-- Material for the task --

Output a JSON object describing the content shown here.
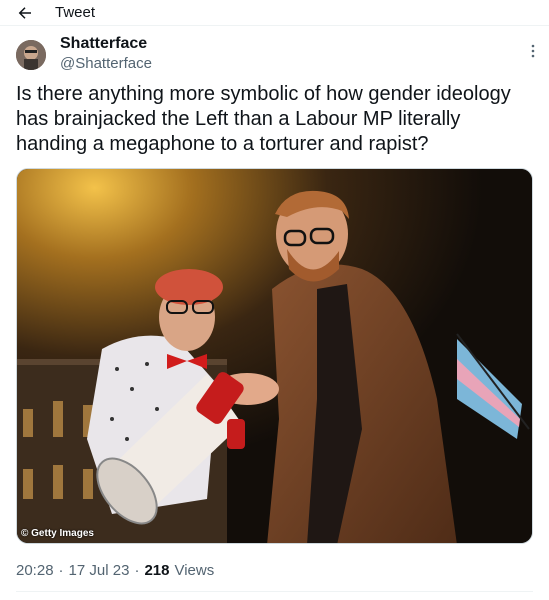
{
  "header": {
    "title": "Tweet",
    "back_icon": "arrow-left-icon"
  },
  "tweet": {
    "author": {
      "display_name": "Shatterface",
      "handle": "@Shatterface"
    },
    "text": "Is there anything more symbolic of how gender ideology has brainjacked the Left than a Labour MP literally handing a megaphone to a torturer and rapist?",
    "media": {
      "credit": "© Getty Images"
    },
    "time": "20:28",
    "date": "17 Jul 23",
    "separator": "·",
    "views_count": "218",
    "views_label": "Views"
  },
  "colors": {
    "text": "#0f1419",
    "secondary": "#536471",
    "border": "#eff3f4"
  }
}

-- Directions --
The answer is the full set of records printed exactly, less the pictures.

-- Output for this task --
Output a JSON object describing the content shown here.
{
  "header": {
    "title": "Tweet",
    "back_icon": "arrow-left-icon"
  },
  "tweet": {
    "author": {
      "display_name": "Shatterface",
      "handle": "@Shatterface"
    },
    "text": "Is there anything more symbolic of how gender ideology has brainjacked the Left than a Labour MP literally handing a megaphone to a torturer and rapist?",
    "media": {
      "credit": "© Getty Images"
    },
    "time": "20:28",
    "date": "17 Jul 23",
    "separator": "·",
    "views_count": "218",
    "views_label": "Views"
  },
  "colors": {
    "text": "#0f1419",
    "secondary": "#536471",
    "border": "#eff3f4"
  }
}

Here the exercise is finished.